Dark Matter: Addressing Notions of Blackness, Being, and Space.
Black Matter is an installation by Oxossi Ayofemi that brings together political aspects of Black life and the more esoteric notion of the blackness in the universe. Nan Collymore writes about the work, which was conceived in collaboration with physicist Risa Wechsler at the Contemporary Jewish Museum in San Francisco.
28. August 2018
Dark matter is only visible as a flow.
We can find it in the movement of the stars, or when particles collide. Its presence can be revealed by how a body spins, by transformation.
Dark matter: akin to invisible dust, like a halo around stars, a shimmer around galaxies.
The opening gambit of music video This is America (2018), Childish Gambino’s excoriating set piece, disturbs and thrills. It features excessive violence, madness, and frenetic movement that bring us to a celebration; it’s an apotheosis of what the US was and continues to be. His topless body jerks and swings, and his uncomfortable grinning and twisting invites fear, applause, and devastation.
The Black body in the US lives a precarious existence, always teetering on displacement and death, and turf dance – a form devised in the late twentieth century among Black communities in the city of Oakland – is partly a creative response to the violence of everyday life and partly an expression of breaking form and ushering forth new linguistic opportunities.
Likewise, artist Oxossi Ayofemi captures young Black male bodies in public spaces moving from traditional to post-modern forms of dance. Black Matter incorporates glissade and contorting limbs as performative structures that butt against the idea of conforming to mainstream models of dance, while borrowing from them.
The compact installation at the Contemporary Jewish Museum in San Francisco is an assertion of Ayofemi’s utopian approach to cultural expression. It is carefully placed in a corridor, easily missed and yet satisfyingly casual and reflective of how we can meet art anywhere. Her practice stems from the connections between things – subject/object, movement/stasis, form/disruption. Around the theme of the work’s title, she brings together elements of performance, text, and video to address notions of Blackness, being, and space.
Still and moving images, in black-and-white and in color, portray a California-specific Blackness. Ayofemi is an artist whose lens is cast on the local and she achieves this beautifully with an artful blend of performance, movement, and audio as black bodies move in transit from Oakland to San Francisco on public transportation.

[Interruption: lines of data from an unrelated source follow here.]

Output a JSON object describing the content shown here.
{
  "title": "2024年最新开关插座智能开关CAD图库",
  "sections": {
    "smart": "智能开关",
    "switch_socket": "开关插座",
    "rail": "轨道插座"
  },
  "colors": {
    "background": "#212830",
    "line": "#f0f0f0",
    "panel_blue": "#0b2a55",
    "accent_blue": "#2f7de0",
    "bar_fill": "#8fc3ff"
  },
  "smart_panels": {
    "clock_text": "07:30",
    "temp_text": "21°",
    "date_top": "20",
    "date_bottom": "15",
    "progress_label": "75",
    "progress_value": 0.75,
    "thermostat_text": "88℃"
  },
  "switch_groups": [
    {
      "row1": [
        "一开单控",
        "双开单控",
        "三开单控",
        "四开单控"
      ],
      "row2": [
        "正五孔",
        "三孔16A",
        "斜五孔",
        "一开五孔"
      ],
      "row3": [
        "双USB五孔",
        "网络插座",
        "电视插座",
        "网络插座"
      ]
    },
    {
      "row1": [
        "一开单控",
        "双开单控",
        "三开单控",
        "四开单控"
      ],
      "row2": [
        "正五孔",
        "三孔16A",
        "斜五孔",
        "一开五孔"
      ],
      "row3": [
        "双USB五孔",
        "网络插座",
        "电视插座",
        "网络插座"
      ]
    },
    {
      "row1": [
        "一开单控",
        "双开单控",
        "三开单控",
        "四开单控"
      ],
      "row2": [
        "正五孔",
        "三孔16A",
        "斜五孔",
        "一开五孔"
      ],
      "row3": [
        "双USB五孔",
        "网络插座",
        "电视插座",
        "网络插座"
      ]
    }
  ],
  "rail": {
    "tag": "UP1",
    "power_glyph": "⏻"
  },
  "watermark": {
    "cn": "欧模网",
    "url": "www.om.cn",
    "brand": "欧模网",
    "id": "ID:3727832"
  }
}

The bodies move in a fluttering, spasmodic style and, in this arrested space, they replicate the glitches that we experience in our digitized world. Turf dance employs narratives that act as disruptors of hetero-patriarchal discourse, a way of living within Black life that embraces the glitch of oppressive forces. The dancers carefully include this into their routine as a reference to the impossibility of avoiding the digital landscape that permeates the Global North. Their stuttered movements correlate with the idea of spinning off into space, being pulled by unknown forces and dragged into a parallel sphere, one that is more expansive and one that offers a possibility to inhabit a “Black radical imagination.”
Taken at its most literal, Black Matter is a play on the words “Black Lives Matter” and, seen through that lens, the work renders the dance narrative as a response to the brutalizing effects on the Black body in the US. The title brings together the political aspects of Black life and the more esoteric notion of the blackness in the universe that surrounds but confounds us.

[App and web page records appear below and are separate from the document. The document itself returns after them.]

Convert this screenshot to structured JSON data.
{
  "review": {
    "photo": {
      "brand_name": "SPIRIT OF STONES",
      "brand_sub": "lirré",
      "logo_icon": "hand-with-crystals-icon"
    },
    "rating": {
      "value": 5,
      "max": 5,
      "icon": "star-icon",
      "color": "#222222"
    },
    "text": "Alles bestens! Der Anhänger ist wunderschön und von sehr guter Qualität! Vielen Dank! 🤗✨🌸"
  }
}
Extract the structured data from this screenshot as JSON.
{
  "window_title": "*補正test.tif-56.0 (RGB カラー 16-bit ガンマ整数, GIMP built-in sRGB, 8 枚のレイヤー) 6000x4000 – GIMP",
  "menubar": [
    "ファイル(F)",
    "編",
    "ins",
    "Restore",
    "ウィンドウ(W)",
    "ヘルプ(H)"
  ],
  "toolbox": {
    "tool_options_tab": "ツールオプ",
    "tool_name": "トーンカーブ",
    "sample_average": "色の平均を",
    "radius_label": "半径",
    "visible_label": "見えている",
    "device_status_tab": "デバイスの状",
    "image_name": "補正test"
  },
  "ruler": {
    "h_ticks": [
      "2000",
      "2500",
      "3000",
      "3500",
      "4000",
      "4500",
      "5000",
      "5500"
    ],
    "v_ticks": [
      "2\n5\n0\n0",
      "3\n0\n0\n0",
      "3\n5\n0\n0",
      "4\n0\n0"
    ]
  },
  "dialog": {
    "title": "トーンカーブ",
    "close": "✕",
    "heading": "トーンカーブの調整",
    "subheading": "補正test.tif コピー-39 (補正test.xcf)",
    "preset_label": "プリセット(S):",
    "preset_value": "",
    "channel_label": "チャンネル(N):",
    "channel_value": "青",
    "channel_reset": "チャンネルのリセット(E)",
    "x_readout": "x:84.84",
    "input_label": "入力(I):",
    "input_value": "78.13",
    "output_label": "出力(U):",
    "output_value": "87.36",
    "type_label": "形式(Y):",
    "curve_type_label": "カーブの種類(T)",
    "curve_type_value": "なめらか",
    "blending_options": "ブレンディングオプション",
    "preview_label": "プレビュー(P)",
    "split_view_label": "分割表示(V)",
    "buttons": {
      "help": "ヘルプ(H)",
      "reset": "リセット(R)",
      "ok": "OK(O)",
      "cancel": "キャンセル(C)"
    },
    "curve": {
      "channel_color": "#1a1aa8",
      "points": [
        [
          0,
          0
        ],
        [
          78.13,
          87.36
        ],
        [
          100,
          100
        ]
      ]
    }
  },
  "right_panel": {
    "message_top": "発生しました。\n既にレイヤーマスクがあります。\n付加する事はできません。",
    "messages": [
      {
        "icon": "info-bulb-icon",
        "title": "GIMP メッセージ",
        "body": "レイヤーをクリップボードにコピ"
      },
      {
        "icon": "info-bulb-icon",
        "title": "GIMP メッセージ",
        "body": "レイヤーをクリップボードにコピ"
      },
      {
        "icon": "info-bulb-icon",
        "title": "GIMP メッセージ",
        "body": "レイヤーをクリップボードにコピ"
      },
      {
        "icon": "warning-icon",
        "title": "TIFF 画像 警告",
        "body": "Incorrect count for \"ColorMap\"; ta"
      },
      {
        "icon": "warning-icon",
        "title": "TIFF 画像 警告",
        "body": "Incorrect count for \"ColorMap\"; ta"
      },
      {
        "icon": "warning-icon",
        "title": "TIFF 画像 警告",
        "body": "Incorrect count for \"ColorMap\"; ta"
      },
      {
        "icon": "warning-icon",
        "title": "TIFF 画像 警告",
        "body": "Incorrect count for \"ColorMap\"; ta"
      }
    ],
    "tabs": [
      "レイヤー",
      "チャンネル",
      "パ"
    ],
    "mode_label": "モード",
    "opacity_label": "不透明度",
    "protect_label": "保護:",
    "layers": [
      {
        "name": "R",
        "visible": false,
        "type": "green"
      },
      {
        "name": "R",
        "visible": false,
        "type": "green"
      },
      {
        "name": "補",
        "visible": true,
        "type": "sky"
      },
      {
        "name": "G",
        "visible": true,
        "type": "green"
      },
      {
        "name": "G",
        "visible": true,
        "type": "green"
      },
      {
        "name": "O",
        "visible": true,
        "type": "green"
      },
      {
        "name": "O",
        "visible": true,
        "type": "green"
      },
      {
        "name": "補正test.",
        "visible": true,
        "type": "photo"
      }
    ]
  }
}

The way light and dark is conducted throughout Ayofemi’s series of images is a reference to the cosmology of the universe. Havruta, the thematic around with the museum commissioned this show, is a tradition of Judaism that focuses on friendship and community, specifically a working through of Hebrew texts between two people. For this, Ayofemi chose to partner with physicist Risa Weschler from Stanford University.
It would be easy to position Ayofemi’s work in the oeuvre of Afro-futurism. It contains all of the necessary elements: the cosmic, the cultural expression of Blackness through movement, sound, and visuals, the discourse on Black futures and its connection to a fictional narrative that gives the Black subject the potentiality for escape. But Ayofemi is solidly in a space which sidesteps such solid parameters; her work is more suggestive and requests a freer application of thought, one not determined by being outside of the blacknorm, but able to navigate and play around with labels and externally imposed categorizations.
The Still 5 (Star field) photograph is a deconstructed work of intensely glittered panels that are connected yet distinct. This work speaks to the invisibility of the Black feminine creative subject, something that Evelynn Hammonds and Michele Wallace address in their essays Black (W)holes and the geometry of Black female sexuality (1994) and Variations on Negation and the Heresy of Black Feminist Creativity (1989), respectively. The black (w)hole is a counter to the idea that the black hole is a space of emptiness and vacuum; it posits that the hole is not broken, but full and complete. Likewise, Ayofemi’s work is suggestive of wholeness, infinities, and continuum.
Nan Collymore writes, programs art events and makes brass ornaments in Berkeley California. Born in London, she lives in the United States since 2006.
In That Case: Havruta in Contemporary Art—Oxossi Ayofemi and Risa Wechsler continues at the Contemporary Jewish Museum in San Francisco until 30 July 2019.